(Component data from apps and pages)
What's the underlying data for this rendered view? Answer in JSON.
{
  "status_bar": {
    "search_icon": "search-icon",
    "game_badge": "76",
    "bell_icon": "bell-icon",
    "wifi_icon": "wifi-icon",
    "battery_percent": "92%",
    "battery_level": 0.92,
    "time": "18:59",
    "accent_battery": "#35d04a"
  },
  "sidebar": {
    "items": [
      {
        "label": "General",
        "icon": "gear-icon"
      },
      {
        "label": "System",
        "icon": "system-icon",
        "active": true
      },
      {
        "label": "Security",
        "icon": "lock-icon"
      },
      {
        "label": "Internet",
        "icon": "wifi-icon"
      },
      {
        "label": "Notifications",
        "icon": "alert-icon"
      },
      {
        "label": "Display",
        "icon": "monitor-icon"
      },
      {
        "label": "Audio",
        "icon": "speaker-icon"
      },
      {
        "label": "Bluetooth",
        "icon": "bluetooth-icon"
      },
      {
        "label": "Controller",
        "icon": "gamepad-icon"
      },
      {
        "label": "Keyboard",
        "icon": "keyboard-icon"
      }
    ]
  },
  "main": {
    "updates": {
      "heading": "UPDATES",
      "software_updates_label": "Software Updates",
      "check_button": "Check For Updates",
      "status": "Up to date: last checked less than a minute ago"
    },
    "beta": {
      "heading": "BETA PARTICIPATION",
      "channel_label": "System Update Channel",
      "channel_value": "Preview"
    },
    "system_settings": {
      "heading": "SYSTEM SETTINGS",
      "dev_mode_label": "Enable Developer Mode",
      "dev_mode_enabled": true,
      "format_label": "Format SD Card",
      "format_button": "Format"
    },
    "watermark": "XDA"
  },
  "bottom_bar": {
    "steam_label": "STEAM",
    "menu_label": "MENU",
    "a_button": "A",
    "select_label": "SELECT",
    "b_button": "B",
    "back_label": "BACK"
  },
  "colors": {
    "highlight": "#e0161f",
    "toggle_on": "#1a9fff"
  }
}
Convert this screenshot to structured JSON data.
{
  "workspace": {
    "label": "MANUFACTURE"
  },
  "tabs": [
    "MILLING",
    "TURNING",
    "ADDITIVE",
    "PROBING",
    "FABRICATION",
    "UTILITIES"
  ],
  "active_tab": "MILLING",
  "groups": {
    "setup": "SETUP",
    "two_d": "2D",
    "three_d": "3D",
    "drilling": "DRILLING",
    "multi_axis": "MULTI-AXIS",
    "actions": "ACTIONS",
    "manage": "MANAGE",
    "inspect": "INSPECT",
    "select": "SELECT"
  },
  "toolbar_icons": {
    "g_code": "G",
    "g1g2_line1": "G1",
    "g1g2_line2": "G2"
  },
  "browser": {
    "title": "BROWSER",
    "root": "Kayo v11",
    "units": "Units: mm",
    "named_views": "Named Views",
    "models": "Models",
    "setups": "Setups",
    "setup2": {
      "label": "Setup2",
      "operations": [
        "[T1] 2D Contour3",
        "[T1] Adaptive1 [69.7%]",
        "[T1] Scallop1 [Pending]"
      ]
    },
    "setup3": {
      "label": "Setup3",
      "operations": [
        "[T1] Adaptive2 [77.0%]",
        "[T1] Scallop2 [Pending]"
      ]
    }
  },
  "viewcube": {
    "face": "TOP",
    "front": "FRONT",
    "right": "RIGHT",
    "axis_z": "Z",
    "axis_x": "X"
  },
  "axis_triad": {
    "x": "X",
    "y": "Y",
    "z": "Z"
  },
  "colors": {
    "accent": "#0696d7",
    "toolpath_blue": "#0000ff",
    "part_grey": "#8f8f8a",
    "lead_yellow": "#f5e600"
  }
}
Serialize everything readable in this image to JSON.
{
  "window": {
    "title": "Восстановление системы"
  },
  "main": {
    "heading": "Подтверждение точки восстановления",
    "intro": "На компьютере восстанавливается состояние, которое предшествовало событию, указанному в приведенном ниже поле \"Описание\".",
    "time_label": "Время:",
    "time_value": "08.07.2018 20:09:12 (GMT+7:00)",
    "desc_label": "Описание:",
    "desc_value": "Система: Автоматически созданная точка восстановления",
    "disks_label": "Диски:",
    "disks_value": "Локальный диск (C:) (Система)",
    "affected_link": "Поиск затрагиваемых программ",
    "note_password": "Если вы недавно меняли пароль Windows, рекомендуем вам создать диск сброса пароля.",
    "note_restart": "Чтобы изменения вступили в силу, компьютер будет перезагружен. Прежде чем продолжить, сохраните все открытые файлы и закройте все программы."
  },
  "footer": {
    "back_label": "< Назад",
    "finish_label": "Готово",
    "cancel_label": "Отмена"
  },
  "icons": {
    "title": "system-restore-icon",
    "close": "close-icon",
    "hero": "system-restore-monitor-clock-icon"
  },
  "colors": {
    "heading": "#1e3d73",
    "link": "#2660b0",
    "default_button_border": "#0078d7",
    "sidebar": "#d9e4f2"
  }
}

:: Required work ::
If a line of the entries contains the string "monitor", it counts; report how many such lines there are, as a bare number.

:: Written solution ::
2